This week on Feminist Flashback Friday, we detour to a different kind of femme who perfectly embodies the freedom, spirit and joy of womanhood and comes in the form of Maude Chardin, played by the fabulous Ruth Gordon, in Hal Ashby’s 1971’s cult hit Harold and Maude.
Who Is She?
Dame Marjorie Chardin (but you can call her Maude) is a 79-year-old quirk-fest who makes the acquaintance of sober, death-obsessed twenty-something, Harold Chasen (Bud Cort). Maude is the polar opposite of Harold; where Harold resents his youth and his life ahead of him, Maude cannot get enough of life and constantly emphasizes its fragility.
This odd pair meet at a funeral, which they both love to attend (though for totally different reasons) and soon a friendship is formed between these two kindred spirits. Maude teaches Harold about the beauty of learning; of art, music and fun; of seeing the world in a way that never occurred to Harold. She plants into his head the idea that life is cyclical and that death is never the end.
To Harold, who has always seen and romanticized death as an end, Maude is a breath of fresh air. She attends to him and talks to him rather than at him (like his well-meaning but unhelpful mother).
What Makes Her a Badass?
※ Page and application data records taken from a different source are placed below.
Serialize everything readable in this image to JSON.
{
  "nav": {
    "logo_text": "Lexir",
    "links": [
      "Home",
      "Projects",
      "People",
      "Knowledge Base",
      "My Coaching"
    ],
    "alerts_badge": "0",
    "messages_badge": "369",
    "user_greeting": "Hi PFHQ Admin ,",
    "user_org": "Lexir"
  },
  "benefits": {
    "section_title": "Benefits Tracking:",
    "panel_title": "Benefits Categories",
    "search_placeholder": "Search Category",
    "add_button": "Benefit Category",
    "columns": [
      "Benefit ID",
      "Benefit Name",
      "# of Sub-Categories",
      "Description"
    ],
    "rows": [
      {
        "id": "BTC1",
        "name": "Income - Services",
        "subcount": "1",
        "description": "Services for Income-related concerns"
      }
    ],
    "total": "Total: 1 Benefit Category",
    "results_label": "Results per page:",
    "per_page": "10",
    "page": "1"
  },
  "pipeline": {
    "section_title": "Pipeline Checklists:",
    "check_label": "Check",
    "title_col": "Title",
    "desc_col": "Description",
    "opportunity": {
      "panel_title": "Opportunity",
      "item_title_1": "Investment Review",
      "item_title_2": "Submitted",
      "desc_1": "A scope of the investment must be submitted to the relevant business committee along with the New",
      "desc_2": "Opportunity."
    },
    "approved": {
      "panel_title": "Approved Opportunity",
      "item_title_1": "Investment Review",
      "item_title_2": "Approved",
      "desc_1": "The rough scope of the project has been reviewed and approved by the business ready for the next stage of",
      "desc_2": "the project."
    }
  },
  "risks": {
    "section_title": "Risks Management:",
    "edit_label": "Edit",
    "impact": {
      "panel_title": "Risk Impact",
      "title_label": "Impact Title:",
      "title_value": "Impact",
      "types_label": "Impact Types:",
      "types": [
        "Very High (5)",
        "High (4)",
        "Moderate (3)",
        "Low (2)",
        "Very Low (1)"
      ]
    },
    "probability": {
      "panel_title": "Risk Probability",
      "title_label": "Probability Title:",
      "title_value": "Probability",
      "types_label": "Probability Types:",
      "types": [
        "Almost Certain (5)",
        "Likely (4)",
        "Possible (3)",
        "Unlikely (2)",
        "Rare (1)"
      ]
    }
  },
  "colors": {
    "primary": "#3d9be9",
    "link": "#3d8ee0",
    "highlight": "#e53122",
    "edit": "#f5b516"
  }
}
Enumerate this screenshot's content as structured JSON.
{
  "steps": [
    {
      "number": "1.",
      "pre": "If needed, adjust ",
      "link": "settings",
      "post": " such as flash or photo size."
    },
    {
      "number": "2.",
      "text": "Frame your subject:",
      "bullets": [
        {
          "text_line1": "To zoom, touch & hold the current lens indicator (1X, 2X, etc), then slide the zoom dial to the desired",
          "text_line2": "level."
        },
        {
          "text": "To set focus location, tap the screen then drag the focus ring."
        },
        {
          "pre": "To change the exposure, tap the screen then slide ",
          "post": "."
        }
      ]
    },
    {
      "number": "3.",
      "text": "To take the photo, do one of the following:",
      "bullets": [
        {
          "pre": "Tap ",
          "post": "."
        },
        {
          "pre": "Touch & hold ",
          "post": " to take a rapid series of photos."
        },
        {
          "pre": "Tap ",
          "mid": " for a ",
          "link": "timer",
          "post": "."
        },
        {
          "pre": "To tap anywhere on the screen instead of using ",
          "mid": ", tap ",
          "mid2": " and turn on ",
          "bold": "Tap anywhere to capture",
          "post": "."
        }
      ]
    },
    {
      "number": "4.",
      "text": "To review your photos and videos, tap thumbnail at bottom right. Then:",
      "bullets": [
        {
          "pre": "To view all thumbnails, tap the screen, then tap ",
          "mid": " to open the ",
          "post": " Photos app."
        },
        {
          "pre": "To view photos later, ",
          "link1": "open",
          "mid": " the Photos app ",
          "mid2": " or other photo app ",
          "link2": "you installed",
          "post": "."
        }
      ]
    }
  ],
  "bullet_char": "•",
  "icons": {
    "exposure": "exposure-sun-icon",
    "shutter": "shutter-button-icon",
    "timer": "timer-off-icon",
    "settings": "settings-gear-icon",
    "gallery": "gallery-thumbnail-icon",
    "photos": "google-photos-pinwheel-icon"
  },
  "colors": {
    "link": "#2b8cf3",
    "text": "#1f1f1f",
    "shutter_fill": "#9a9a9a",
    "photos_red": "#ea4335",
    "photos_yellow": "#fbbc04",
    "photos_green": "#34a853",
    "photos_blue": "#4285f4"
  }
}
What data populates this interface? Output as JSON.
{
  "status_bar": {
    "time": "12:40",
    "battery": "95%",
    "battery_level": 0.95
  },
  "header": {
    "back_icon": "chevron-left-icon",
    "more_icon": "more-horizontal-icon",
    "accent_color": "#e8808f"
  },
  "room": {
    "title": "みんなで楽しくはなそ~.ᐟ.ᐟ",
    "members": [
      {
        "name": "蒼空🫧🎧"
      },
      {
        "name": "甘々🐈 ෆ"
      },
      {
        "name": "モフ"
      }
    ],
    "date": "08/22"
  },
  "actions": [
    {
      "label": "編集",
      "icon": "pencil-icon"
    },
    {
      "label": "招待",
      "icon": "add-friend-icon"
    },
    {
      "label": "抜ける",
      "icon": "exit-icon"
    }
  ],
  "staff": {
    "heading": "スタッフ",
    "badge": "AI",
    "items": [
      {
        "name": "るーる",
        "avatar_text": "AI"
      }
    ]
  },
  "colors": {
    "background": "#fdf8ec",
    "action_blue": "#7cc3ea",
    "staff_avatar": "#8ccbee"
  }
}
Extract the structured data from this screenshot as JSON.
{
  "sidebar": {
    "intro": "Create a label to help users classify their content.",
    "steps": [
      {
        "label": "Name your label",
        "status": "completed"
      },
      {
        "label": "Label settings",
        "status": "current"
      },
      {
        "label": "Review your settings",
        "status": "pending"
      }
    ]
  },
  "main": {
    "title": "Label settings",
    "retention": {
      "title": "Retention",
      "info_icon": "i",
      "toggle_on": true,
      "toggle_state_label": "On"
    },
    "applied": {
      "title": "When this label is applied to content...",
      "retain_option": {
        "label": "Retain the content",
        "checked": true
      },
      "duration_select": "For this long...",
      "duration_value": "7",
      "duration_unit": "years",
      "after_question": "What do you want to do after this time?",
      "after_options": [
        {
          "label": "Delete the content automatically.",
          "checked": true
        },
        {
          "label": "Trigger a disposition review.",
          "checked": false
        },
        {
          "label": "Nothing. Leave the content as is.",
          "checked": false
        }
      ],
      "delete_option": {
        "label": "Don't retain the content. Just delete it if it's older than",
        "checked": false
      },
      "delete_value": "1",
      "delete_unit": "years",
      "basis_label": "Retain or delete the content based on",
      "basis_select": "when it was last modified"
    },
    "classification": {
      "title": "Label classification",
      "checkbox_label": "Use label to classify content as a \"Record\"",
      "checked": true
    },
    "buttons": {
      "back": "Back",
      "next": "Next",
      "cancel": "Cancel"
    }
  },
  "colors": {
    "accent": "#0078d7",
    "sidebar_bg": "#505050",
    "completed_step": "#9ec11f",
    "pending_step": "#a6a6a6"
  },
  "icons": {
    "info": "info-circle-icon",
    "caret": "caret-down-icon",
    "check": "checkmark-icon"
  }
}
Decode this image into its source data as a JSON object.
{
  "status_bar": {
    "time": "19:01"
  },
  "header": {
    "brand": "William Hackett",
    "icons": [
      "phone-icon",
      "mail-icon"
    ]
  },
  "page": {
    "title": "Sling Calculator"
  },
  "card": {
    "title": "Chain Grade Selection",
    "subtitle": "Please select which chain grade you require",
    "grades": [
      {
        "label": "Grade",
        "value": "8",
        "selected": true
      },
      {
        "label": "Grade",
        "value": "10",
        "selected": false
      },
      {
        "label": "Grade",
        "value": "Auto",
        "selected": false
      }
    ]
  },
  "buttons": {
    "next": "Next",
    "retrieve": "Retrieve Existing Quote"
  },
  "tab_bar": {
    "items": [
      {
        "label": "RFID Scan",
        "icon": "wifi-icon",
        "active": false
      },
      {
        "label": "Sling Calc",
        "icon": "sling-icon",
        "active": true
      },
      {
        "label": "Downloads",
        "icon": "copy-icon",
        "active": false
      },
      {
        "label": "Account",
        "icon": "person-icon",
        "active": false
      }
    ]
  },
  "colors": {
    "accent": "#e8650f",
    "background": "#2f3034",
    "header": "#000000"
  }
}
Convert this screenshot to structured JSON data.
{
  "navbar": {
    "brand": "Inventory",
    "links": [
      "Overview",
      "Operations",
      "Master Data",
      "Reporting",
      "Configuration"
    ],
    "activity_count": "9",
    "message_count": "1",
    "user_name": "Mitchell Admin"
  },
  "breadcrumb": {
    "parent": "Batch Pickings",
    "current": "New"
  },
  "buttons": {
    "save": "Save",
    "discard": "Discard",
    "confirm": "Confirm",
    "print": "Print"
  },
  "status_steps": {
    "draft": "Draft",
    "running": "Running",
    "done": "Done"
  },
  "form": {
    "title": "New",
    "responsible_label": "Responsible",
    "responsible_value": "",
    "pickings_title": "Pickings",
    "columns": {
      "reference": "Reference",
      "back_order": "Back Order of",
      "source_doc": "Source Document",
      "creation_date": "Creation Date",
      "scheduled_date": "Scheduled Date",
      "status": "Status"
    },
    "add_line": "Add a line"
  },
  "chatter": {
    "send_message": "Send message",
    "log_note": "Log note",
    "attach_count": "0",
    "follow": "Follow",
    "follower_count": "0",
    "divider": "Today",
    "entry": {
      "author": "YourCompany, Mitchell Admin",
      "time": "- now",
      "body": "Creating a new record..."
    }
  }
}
Maude is who we all wish we had the guts to be. We may work at obtaining some level of Maude in our lives, but we will likely never achieve the height of spectacularity that is Maude Chardin. Despite being almost 80, Maude poses nude for painters, steals cars as she pleases (because she believes that it teaches people to not become so attached to material objects), sees beauty in everything, is constantly eager to experience everything, is an activist and had been arrested for this political activism in her youth, and — surprisingly — is a Holocaust survivor.
The latter fact is discovered by Harold on accident when he spots a concentration camp number tattooed on her arm and suddenly the viewer is jolted into a somber reality in which a woman like Maude, who hasn’t a negative word to utter for the world, lived through one of history’s most terrifying and horrific ordeals.
That Maude is able to see the wonders of the world and still preach her political beliefs in a non-confrontational way while dedicating more time to living and enjoying life is admirable and something I’m sure a lot of us wish we were able to do. More than that, though, Maude refuses to be anything but her own boss. She’s not out to rule others nor does she invite being dominated by the world. She chooses how she lives, where she lives and when she lives. She has a stronghold on her own life in a way that many of us likely envy.
Why Does She Still Matter Today?
To be totally honest, I’m not sure why Maude matters today. Or rather, I’m not sure that she (and people like her) ever didn’t matter. We need to be reminded by the Maudes of the world that despite all the shit that we see day in and day out, despite all the heartache and unfairness we fall victim to, despite all the bad in the world, there is always a way to find a little corner of joy.
Be it attending funerals to remind you how awesome the circle of life is, or doing cartwheels in a meadow without caring how much of an ass you look like, everyone has something that they turn to to bring a smile to their face. Maybe Maude matters because she’s a hyperbolic reminder that there is lots of good in the world, hidden under the dirt and debris of humanity. It’s a reminder that is always welcome and often necessary.